═════ PROVIDED DATA ═════
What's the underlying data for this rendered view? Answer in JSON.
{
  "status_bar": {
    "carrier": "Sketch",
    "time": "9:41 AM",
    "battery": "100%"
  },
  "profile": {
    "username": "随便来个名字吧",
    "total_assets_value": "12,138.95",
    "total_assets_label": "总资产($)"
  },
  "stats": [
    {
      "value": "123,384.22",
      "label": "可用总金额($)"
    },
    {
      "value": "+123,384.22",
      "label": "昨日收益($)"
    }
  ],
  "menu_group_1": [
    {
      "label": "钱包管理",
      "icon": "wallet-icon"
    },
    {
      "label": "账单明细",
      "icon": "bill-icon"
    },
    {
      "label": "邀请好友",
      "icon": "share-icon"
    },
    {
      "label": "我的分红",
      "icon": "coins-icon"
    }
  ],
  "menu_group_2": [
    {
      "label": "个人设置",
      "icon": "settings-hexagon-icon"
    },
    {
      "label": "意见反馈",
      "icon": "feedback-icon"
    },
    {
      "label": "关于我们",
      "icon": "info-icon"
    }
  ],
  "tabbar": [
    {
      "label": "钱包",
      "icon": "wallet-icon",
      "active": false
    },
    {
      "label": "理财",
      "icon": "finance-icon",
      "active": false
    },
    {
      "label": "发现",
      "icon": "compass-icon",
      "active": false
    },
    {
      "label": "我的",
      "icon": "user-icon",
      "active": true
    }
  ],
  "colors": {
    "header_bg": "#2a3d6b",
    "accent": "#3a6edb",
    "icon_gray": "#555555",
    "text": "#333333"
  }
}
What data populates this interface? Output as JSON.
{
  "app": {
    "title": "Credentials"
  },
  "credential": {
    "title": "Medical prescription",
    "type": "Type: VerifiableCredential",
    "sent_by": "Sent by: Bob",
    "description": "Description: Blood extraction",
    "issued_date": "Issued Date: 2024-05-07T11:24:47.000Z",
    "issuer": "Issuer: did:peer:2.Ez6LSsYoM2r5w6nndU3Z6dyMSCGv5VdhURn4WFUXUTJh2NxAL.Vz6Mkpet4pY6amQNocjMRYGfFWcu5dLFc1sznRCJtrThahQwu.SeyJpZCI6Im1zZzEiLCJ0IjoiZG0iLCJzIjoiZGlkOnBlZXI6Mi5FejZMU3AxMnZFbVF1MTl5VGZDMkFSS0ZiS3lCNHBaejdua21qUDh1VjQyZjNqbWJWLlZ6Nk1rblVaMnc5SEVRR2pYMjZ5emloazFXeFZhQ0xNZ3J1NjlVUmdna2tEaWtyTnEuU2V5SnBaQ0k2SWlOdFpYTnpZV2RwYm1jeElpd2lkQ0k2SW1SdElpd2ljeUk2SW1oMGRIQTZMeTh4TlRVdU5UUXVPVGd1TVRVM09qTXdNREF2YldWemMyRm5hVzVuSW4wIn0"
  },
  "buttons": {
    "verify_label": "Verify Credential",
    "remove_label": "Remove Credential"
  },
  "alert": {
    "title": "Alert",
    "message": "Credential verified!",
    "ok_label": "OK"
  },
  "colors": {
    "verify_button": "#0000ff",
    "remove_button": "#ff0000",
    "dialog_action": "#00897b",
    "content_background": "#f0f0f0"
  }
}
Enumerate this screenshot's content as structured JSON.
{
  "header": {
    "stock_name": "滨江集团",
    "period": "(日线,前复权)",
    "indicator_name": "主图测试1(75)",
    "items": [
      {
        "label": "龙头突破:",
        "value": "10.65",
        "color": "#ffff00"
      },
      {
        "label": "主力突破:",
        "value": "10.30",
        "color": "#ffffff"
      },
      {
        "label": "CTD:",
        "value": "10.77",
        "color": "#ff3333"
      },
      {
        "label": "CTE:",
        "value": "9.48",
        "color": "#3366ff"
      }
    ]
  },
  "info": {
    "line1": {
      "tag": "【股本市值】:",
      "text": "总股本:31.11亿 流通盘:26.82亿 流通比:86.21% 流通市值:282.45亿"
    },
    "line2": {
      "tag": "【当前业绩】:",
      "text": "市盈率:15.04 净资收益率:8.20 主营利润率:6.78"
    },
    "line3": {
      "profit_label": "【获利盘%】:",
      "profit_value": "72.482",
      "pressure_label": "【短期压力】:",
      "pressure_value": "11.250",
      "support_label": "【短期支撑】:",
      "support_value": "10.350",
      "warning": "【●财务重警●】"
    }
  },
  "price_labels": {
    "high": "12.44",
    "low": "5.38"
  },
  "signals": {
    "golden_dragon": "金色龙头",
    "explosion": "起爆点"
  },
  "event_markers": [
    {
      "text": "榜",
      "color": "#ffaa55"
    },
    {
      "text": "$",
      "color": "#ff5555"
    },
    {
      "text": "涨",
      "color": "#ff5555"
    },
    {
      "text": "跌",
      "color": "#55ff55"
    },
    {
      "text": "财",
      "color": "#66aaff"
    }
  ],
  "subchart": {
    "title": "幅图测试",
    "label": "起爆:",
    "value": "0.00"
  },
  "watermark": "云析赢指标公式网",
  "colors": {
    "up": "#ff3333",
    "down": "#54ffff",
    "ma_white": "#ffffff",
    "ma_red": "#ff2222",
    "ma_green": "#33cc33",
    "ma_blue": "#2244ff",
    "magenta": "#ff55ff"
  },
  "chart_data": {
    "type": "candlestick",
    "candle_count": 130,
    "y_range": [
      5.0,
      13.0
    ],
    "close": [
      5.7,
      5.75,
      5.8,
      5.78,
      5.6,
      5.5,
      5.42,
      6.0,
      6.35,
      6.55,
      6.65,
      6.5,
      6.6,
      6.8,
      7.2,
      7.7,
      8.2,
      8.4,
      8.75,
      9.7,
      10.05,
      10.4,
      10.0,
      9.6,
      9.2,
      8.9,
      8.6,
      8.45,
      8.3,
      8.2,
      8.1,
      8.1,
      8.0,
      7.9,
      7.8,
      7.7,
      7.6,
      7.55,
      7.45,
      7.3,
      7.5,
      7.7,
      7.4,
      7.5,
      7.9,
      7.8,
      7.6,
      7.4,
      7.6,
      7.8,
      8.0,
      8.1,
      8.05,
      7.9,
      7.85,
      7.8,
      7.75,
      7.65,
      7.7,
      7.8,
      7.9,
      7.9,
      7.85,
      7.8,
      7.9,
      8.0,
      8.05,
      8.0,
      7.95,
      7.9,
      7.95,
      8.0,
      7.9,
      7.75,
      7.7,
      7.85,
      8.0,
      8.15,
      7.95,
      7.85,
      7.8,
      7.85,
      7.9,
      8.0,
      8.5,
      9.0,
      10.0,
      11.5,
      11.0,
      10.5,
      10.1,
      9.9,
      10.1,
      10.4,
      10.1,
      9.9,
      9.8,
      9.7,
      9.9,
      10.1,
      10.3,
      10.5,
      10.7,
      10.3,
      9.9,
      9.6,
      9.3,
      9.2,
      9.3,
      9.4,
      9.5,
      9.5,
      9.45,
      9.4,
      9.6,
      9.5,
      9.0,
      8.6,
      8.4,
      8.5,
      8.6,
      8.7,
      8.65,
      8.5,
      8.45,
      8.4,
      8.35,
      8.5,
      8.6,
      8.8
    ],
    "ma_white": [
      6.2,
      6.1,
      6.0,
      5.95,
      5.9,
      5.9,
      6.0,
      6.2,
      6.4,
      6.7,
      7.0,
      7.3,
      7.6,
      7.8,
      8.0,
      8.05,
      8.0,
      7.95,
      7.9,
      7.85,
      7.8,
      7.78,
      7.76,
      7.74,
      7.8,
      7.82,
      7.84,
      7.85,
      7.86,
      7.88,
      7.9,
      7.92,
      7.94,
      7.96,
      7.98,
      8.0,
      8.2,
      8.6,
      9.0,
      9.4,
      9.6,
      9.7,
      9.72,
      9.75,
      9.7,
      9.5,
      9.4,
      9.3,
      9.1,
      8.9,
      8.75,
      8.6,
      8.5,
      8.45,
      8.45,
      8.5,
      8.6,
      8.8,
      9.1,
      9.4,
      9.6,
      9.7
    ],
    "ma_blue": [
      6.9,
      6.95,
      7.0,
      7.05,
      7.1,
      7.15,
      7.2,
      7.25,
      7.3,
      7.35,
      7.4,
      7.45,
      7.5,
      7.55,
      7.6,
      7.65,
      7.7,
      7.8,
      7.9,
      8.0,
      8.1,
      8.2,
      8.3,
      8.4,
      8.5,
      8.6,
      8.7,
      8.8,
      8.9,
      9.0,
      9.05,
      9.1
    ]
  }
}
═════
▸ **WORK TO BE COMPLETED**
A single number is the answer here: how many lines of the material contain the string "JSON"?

▸ **SOLUTION TO THIS PROBLEM**
3